What the task requires =>
Check every line below for the string "icon". Copy the ones that have it.

--- Data ---

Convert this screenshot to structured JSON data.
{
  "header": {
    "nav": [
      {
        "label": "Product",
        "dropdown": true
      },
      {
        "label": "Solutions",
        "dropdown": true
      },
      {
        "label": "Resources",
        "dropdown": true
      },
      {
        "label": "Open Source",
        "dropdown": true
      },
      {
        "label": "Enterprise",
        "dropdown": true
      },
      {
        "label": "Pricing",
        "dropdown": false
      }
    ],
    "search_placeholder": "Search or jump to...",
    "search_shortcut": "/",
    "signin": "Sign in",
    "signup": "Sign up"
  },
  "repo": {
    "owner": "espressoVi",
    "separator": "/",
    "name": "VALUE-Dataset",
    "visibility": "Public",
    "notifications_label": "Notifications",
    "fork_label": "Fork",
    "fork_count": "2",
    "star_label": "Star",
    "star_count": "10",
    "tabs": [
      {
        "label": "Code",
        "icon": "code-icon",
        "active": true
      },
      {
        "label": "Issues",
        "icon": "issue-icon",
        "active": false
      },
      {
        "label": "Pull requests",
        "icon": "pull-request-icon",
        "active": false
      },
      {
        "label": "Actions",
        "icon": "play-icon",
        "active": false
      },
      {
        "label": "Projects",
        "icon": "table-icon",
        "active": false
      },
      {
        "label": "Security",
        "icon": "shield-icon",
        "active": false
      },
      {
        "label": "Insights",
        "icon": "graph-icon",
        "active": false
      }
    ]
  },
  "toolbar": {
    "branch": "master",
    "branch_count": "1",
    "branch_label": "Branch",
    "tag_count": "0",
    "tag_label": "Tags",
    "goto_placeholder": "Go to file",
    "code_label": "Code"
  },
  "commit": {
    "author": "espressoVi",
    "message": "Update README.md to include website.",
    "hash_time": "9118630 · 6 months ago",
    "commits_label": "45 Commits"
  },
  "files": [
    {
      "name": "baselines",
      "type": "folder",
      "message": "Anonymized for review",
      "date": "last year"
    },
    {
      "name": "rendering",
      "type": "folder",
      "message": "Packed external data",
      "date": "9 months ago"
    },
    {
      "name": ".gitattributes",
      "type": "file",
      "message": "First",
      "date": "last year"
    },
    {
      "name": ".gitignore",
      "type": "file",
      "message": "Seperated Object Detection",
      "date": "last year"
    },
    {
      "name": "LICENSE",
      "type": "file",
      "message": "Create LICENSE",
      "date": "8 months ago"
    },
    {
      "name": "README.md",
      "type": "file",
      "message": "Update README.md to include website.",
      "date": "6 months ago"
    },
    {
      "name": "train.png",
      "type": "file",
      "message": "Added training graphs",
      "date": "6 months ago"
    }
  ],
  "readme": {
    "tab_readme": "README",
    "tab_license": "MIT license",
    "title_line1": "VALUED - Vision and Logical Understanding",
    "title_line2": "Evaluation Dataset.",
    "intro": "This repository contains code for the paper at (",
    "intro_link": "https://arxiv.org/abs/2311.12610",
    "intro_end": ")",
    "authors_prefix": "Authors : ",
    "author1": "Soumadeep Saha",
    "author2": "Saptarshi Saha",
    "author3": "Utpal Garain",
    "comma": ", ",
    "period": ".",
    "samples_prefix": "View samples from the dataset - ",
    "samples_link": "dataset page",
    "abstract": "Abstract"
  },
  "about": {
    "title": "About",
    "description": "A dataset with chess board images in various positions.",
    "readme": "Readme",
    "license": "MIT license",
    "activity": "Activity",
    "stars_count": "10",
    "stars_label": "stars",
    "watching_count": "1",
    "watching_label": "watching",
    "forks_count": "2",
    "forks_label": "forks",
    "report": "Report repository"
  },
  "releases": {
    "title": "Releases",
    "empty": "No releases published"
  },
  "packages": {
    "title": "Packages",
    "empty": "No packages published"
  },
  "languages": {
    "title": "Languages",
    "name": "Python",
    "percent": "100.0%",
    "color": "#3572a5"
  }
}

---

Answer box =>
        "icon": "code-icon",
        "icon": "issue-icon",
        "icon": "pull-request-icon",
        "icon": "play-icon",
        "icon": "table-icon",
        "icon": "shield-icon",
        "icon": "graph-icon",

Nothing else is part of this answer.